## About this exercise:
Please output each entry exactly as it appears.

## Exercise data:
#####
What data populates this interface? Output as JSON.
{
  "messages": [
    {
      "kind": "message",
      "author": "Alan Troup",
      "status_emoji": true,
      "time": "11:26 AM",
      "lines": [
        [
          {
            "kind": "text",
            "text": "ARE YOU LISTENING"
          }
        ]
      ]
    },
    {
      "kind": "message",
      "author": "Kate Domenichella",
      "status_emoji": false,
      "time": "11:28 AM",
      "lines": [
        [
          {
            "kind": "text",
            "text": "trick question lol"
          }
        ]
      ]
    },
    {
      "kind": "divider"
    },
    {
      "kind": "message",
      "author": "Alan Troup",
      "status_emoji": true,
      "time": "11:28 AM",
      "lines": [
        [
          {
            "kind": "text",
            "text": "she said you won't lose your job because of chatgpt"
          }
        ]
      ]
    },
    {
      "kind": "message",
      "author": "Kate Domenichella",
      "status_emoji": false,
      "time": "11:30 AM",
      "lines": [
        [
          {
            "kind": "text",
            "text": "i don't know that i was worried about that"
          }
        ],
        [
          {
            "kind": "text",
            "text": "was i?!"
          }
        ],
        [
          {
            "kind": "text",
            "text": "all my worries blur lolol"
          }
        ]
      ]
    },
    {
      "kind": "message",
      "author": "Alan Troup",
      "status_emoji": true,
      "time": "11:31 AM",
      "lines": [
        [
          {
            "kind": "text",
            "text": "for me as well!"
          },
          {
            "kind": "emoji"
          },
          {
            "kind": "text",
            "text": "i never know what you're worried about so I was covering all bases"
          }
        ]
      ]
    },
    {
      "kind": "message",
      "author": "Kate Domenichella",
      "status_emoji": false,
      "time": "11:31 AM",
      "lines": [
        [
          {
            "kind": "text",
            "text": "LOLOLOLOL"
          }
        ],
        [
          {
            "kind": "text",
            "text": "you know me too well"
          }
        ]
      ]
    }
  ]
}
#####
## Answer space:
What data populates this interface? Output as JSON.
{
  "messages": [
    {
      "kind": "message",
      "author": "Alan Troup",
      "status_emoji": true,
      "time": "11:26 AM",
      "lines": [
        [
          {
            "kind": "text",
            "text": "ARE YOU LISTENING"
          }
        ]
      ]
    },
    {
      "kind": "message",
      "author": "Kate Domenichella",
      "status_emoji": false,
      "time": "11:28 AM",
      "lines": [
        [
          {
            "kind": "text",
            "text": "trick question lol"
          }
        ]
      ]
    },
    {
      "kind": "divider"
    },
    {
      "kind": "message",
      "author": "Alan Troup",
      "status_emoji": true,
      "time": "11:28 AM",
      "lines": [
        [
          {
            "kind": "text",
            "text": "she said you won't lose your job because of chatgpt"
          }
        ]
      ]
    },
    {
      "kind": "message",
      "author": "Kate Domenichella",
      "status_emoji": false,
      "time": "11:30 AM",
      "lines": [
        [
          {
            "kind": "text",
            "text": "i don't know that i was worried about that"
          }
        ],
        [
          {
            "kind": "text",
            "text": "was i?!"
          }
        ],
        [
          {
            "kind": "text",
            "text": "all my worries blur lolol"
          }
        ]
      ]
    },
    {
      "kind": "message",
      "author": "Alan Troup",
      "status_emoji": true,
      "time": "11:31 AM",
      "lines": [
        [
          {
            "kind": "text",
            "text": "for me as well!"
          },
          {
            "kind": "emoji"
          },
          {
            "kind": "text",
            "text": "i never know what you're worried about so I was covering all bases"
          }
        ]
      ]
    },
    {
      "kind": "message",
      "author": "Kate Domenichella",
      "status_emoji": false,
      "time": "11:31 AM",
      "lines": [
        [
          {
            "kind": "text",
            "text": "LOLOLOLOL"
          }
        ],
        [
          {
            "kind": "text",
            "text": "you know me too well"
          }
        ]
      ]
    }
  ]
}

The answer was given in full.